Assigned task
Set down a faithful copy of every record, and skip the pictures in it.

Dataset rows for apps and sites
------------------------------------------------------------------------

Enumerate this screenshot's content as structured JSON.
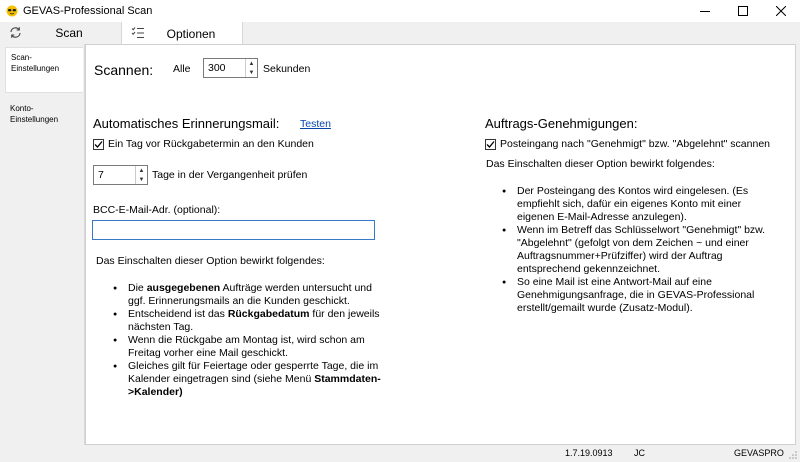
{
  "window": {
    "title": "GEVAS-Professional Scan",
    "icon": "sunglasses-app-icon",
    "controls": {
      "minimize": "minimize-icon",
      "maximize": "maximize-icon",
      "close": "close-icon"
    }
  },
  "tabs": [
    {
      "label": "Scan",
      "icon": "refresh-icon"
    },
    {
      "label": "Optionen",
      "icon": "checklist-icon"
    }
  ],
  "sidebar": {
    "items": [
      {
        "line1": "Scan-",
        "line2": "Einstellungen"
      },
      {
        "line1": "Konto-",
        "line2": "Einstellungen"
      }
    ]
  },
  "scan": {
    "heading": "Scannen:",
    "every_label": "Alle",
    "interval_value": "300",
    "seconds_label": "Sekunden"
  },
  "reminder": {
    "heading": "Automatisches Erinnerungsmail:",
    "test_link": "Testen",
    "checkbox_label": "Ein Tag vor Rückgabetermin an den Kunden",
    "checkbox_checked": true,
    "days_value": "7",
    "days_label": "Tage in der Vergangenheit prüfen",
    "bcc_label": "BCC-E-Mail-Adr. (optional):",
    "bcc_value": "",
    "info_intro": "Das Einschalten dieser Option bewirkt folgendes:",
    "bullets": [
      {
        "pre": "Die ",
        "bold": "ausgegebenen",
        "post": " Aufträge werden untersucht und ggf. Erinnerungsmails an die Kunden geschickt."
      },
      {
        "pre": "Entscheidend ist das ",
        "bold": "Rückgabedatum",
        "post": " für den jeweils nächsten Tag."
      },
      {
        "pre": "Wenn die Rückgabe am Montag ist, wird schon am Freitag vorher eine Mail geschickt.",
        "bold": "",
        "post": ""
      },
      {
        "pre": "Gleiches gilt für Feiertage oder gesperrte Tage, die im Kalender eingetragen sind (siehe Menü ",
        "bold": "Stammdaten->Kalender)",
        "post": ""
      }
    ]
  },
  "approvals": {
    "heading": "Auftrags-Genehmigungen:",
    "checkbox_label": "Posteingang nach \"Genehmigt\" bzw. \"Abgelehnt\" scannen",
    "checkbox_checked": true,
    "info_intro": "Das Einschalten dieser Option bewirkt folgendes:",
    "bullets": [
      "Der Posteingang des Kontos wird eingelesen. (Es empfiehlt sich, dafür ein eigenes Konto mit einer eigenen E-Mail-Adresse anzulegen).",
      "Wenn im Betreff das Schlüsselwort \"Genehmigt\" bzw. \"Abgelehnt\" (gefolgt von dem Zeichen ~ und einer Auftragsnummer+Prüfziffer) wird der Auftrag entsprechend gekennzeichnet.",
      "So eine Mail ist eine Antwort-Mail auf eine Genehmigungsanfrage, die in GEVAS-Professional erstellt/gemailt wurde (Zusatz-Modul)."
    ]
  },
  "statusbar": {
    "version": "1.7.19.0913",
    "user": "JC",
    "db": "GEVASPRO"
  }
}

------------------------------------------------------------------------

Solved exercise
Enumerate this screenshot's content as structured JSON.
{
  "window": {
    "title": "GEVAS-Professional Scan",
    "icon": "sunglasses-app-icon",
    "controls": {
      "minimize": "minimize-icon",
      "maximize": "maximize-icon",
      "close": "close-icon"
    }
  },
  "tabs": [
    {
      "label": "Scan",
      "icon": "refresh-icon"
    },
    {
      "label": "Optionen",
      "icon": "checklist-icon"
    }
  ],
  "sidebar": {
    "items": [
      {
        "line1": "Scan-",
        "line2": "Einstellungen"
      },
      {
        "line1": "Konto-",
        "line2": "Einstellungen"
      }
    ]
  },
  "scan": {
    "heading": "Scannen:",
    "every_label": "Alle",
    "interval_value": "300",
    "seconds_label": "Sekunden"
  },
  "reminder": {
    "heading": "Automatisches Erinnerungsmail:",
    "test_link": "Testen",
    "checkbox_label": "Ein Tag vor Rückgabetermin an den Kunden",
    "checkbox_checked": true,
    "days_value": "7",
    "days_label": "Tage in der Vergangenheit prüfen",
    "bcc_label": "BCC-E-Mail-Adr. (optional):",
    "bcc_value": "",
    "info_intro": "Das Einschalten dieser Option bewirkt folgendes:",
    "bullets": [
      {
        "pre": "Die ",
        "bold": "ausgegebenen",
        "post": " Aufträge werden untersucht und ggf. Erinnerungsmails an die Kunden geschickt."
      },
      {
        "pre": "Entscheidend ist das ",
        "bold": "Rückgabedatum",
        "post": " für den jeweils nächsten Tag."
      },
      {
        "pre": "Wenn die Rückgabe am Montag ist, wird schon am Freitag vorher eine Mail geschickt.",
        "bold": "",
        "post": ""
      },
      {
        "pre": "Gleiches gilt für Feiertage oder gesperrte Tage, die im Kalender eingetragen sind (siehe Menü ",
        "bold": "Stammdaten->Kalender)",
        "post": ""
      }
    ]
  },
  "approvals": {
    "heading": "Auftrags-Genehmigungen:",
    "checkbox_label": "Posteingang nach \"Genehmigt\" bzw. \"Abgelehnt\" scannen",
    "checkbox_checked": true,
    "info_intro": "Das Einschalten dieser Option bewirkt folgendes:",
    "bullets": [
      "Der Posteingang des Kontos wird eingelesen. (Es empfiehlt sich, dafür ein eigenes Konto mit einer eigenen E-Mail-Adresse anzulegen).",
      "Wenn im Betreff das Schlüsselwort \"Genehmigt\" bzw. \"Abgelehnt\" (gefolgt von dem Zeichen ~ und einer Auftragsnummer+Prüfziffer) wird der Auftrag entsprechend gekennzeichnet.",
      "So eine Mail ist eine Antwort-Mail auf eine Genehmigungsanfrage, die in GEVAS-Professional erstellt/gemailt wurde (Zusatz-Modul)."
    ]
  },
  "statusbar": {
    "version": "1.7.19.0913",
    "user": "JC",
    "db": "GEVASPRO"
  }
}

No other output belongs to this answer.